Do not let any unwholesome talk come out of your mouths, but only what helps build others up according to their needs, that it may benefit those who listen. Ephesians 4:29
During the summer before my junior year of high school, I went on a cross-cultural excursion to Germany. That trip somehow managed to be the shortest adventure and longest vacation simultaneously. I didn't want the sightseeing portion of the journey to end, but the communication barrier got old quick.
I didn't speak the language. From the first conversation with my host family, I felt like a stranger in a strange land. It was at that moment I wished instead of sleeping during class that I learned a bit of German to help me navigate through these conversations.
By default, my speech was slow and intentional. No word got wasted. I...had...to...think...about...every...word...that...came...out...of...my...mouth. Unfortunately, pretty much everything I uttered got lost in translation. When people spoke, I had to pay attention very clearly in hopes of understanding a word here and there.
I can't help but think back to this trip every time I read today's verse in Ephesians. Paul urges the believers in Ephesus not to let any unwholesome talk come out of their mouth. Instead, he wants their words to build each other up.
We cannot control our words in the moment, but we can learn to change our words over time. It involves checking our heart, thinking about our thoughts, and slowing our speech. Speaking without thinking is a recipe for disaster.

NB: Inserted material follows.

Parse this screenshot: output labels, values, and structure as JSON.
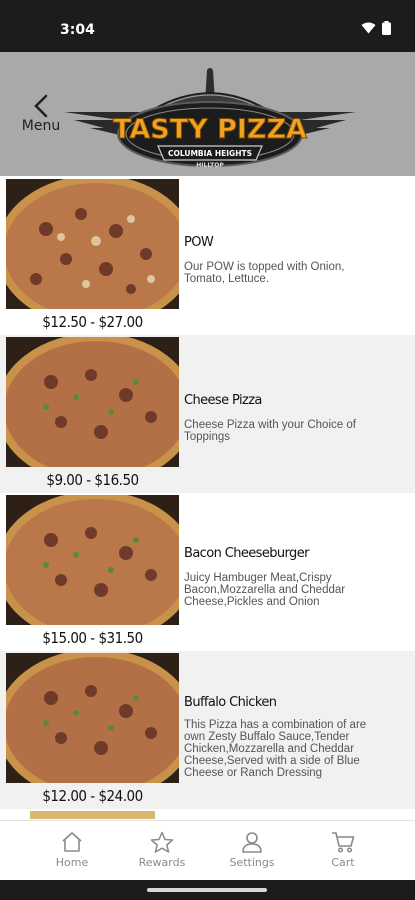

Taming our tongue is a lifelong journey that requires a great deal of intentionality on our part. Our words should be thoughtfully and carefully chosen. If we can control our words, we can control our life. Taking control of our words begins when we learn how to pause and think through their implications and motivations.
Are our words giving grace to the person hearing them? Do they build someone up or tear them down? Will they breathe life into another person, or will they suck the wind out of them? What's driving us to speak up? How can we honor God by what we say?
Because our words matter deeply to God, they must matter to us.
We all make mistakes with our words. Through Jesus, every wrong word we’ve ever spoken is forgiven. Where do you need to ask for forgiveness for the hurtful words you’ve spoken?
Who can you encourage and build up by speaking words of affirmation to this week? Why did that person come to mind?
God, may I leverage the power of the pause to think through what I am about to say before I say it. I desire to use my words in a way that spurs others on to hope and purpose. I want to be one who is quick to listen, but slow to speak. Allow my speech to build others up and point them to You. In Your name, Jesus. Amen.